Today was a gorgeous day, about 80. We opened up the house and let the spring breezes in and I was inspired to head to Home Depot and pick up some bare-root strawberries, a few blackberry canes, some broccoli and spinach plants and some tomatoes for Steve. And for the first time in years, it seems, I gardened. I planted a bed of strawberries and added to the broccoli and spinach I have growing in raised beds and pots. It felt marvelous! I used to garden all the time in our old house, pre-kids, but all my nuturing energy must have been taken up by the kids these last eight years or so. The funny thing is, I've been telling myself and anyone else who will listen for several years now that I yearn to homestead, to have a few acres of our own and grow our own food. But I've hardly done anything in our gardens during this time. There's always been the house to pick up or laundry to do and often I'm just too tired or backache-y from work. Steve, on the other hand, has built wonderful raised beds and tended his grape vines and tomatoes and watered the apple trees and kept my few plantings alive for me. I've been acutely aware of this disconnect between word and deed as I avidly devoured Mother Earth News and Countryside Magazine, daydreaming of acreage and some free-range chickens pecking through the garden beds. But I'm a fraud no more! I harvested broccoli and spinach today and I amended and planted and watered in lots more!

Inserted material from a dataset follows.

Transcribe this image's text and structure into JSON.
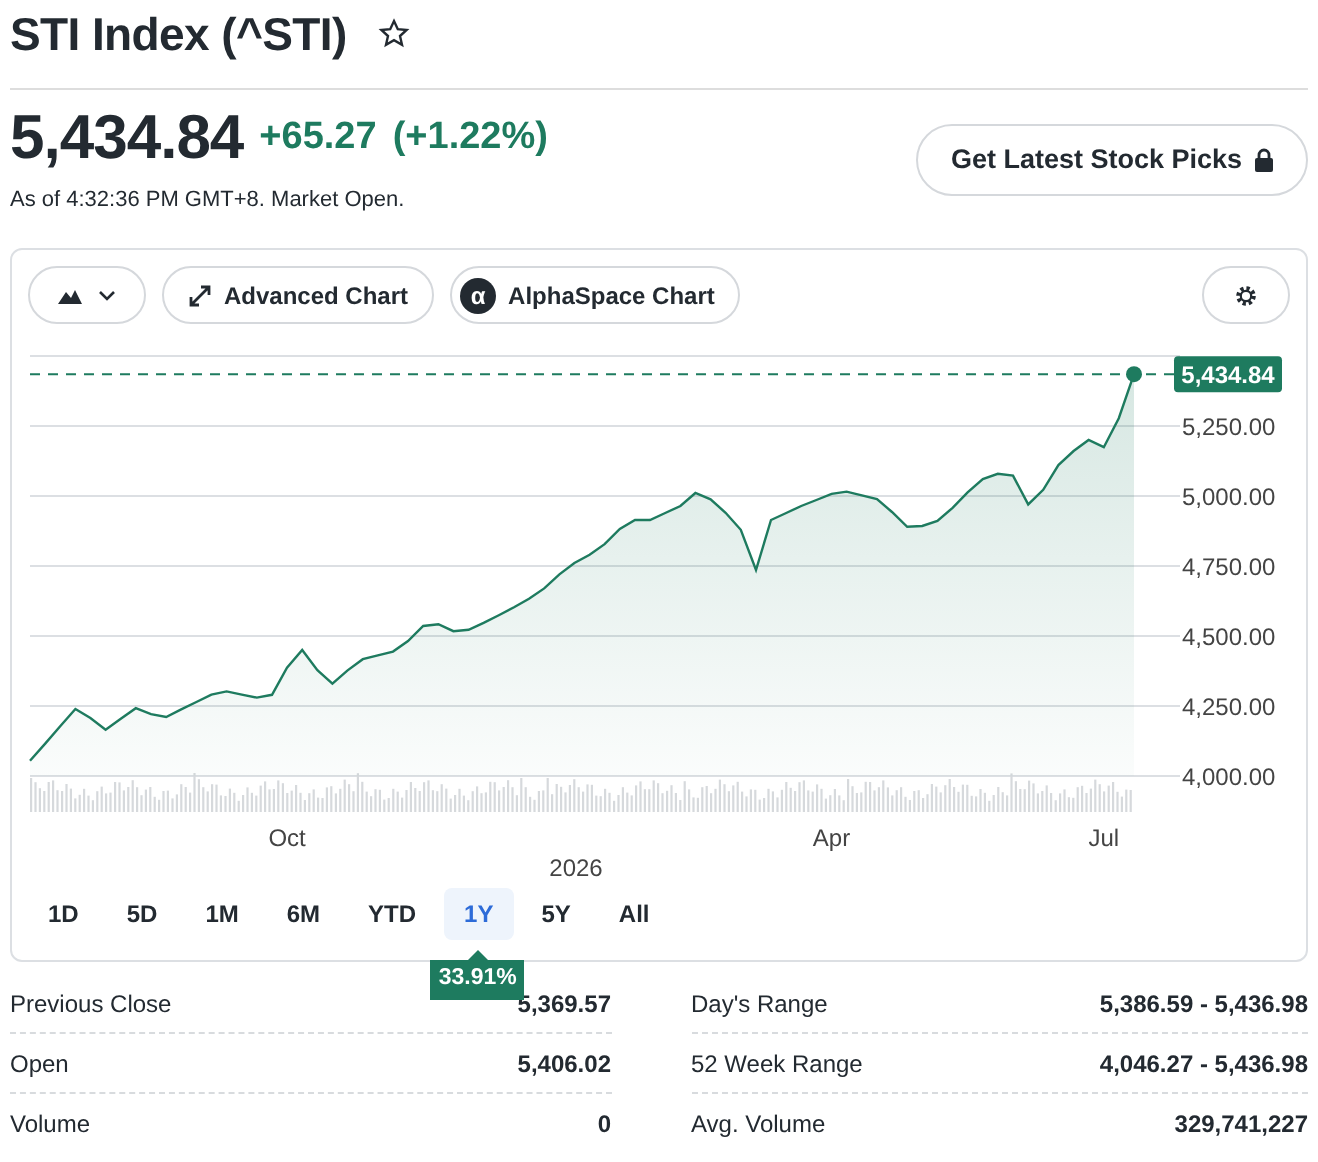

After spending much of last Friday through Tuesday filling a dumpster with garbage and making several runs to the thrift store with vanloads of giveaways, we have eliminated several years of accumulated junk from our garage and moved a chunk of the kids toys from the house out into our new homeschooling/play area. As much as I hate wading through knee-high clutter and dream of living in a spare and zen-like space, I'm struggling with the feeling that I just wasted *days* of my life moving around random stuff, instead of hiking and playing with the kids and otherwise enjoying life. I was already feeling this way before I finally sat down to read "A Perfect Mess" (the premise of the book as Steve described it to me is that there is no inherent value to being ordered and neat, that we miss the chance to make random connections when we keep things systematized and we waste our time and money on organizing that doesn't make us any more efficient.) After a chapter or two I got thoroughly discontented that I had just wasted my evening sorting plastic toys into "dinosaur" and "animal" and "pirate" and "vehicle" and "miscellaneous" bins. I'm still struggling to reconcile the clear and obvious pleasure I get from being in a clean and ordered space with the ridiculousness of spending any significant amount of life energy on moving *stuff* from here to there in my life. I know that I feel a sense of energy and relief when I declutter, but maybe that's only because I finally stop haranguing myself internally about cleaning up every time I look at a pile of mess. Could I not achieve the same sense of energy and peace by just ceasing to believe that houses are supposed to be neat and tidy? Maybe so, but I'm not going to pretend I'm more evolved than I am. That bottom photo looks so great to me, I gotta' tell ya'...